Three months ago, the Clayton County school district in Georgia lost its accreditation. Now another district in the state is also facing possible loss of accreditation from the Atlanta-based Southern Association of Colleges and Schools. The 4,000-student Haralson County district, in the northwest part of the state, has until the end of April to take steps to remain accredited.
And the list of seven governance mandates for its five-member board are similar to the improvement plan laid out for Clayton County, which lost its accreditation in September. (“Loss of Accreditation Rocks Georgia District,” Sept. 3, 2008.)
For Haralson, that includes the board not following a chain of command and interfering with district matters that are not board responsibility.
“We hope we’re on the road to recovery,” Kersha Cartright, a spokeswoman for the Haralson district, said. Board members have adopted an ethics policy and signed up for training, she added.
The Clayton County district, meanwhile, continues to work to recover its accreditation, after becoming the first in the nation in almost 40 years to lose it. That happened after the 50,000-student system south of Atlanta endured a tumultuous series of misdeeds by the nine-member board, including violations of open-meetings laws and interference in personnel matters.
Clayton County is working to meet a one-year deadline to complete such tasks as enacting an ethics policy, removing the influence of outside groups, and completing financial and attendance audits.
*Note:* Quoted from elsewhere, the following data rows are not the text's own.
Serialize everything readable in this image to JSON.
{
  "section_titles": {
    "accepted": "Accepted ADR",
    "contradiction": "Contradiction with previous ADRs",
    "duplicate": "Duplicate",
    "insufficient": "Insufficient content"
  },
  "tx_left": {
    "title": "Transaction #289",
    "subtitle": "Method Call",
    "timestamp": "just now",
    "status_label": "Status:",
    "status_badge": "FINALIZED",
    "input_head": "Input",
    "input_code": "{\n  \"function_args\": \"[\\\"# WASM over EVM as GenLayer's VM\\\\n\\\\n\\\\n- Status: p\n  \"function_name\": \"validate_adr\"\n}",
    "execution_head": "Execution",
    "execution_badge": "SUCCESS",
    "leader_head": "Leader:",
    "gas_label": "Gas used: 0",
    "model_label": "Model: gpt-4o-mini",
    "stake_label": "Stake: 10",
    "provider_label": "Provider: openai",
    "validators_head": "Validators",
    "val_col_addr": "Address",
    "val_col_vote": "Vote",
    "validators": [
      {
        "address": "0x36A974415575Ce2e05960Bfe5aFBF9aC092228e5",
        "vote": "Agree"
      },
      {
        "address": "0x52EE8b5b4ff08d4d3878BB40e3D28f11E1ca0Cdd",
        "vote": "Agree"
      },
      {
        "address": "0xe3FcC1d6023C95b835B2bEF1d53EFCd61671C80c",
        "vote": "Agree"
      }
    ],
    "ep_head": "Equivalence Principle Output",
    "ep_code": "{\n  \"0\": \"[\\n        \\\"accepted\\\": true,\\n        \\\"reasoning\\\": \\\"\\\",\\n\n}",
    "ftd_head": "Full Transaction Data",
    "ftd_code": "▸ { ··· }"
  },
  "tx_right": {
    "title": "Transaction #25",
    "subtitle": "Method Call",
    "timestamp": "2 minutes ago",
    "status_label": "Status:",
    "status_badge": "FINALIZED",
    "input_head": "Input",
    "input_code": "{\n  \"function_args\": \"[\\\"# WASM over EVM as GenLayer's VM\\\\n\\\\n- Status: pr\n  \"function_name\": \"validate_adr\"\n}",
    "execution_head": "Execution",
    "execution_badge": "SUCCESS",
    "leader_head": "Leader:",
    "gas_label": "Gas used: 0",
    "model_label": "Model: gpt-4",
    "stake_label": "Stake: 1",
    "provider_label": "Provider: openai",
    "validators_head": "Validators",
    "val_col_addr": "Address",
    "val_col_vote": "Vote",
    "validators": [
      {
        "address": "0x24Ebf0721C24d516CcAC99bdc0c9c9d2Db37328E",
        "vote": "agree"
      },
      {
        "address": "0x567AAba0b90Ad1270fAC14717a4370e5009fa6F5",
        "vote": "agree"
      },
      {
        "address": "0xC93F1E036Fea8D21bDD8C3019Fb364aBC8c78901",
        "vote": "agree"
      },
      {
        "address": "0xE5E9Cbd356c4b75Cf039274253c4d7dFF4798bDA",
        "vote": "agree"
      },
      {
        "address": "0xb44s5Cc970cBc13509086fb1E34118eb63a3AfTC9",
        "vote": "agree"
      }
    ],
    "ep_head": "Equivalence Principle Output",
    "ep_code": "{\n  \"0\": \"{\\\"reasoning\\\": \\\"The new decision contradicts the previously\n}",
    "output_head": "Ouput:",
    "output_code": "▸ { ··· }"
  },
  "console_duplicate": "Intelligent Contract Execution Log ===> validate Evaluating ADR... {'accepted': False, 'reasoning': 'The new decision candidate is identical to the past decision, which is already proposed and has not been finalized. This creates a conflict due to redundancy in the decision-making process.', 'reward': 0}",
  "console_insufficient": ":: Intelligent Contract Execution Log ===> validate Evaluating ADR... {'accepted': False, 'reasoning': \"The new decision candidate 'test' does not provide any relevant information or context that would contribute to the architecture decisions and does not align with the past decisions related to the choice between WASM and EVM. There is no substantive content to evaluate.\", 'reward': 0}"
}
All the former Clayton County board members are gone, and seven new members have taken office. The last two seats were expected to be decided in a runoff this week. A new ethics commission has been set up.
Still to be addressed in January, however, is whether Superintendent John Thompson will become the district’s permanent superintendent.
Mark Elgart, the executive director of SACS, said that while there is “a lot of energy” from state officials on down to support the Clayton board, “it’s much too early to say with certainty that Clayton is improving.”
A version of this article appeared in the December 03, 2008 edition of Education Week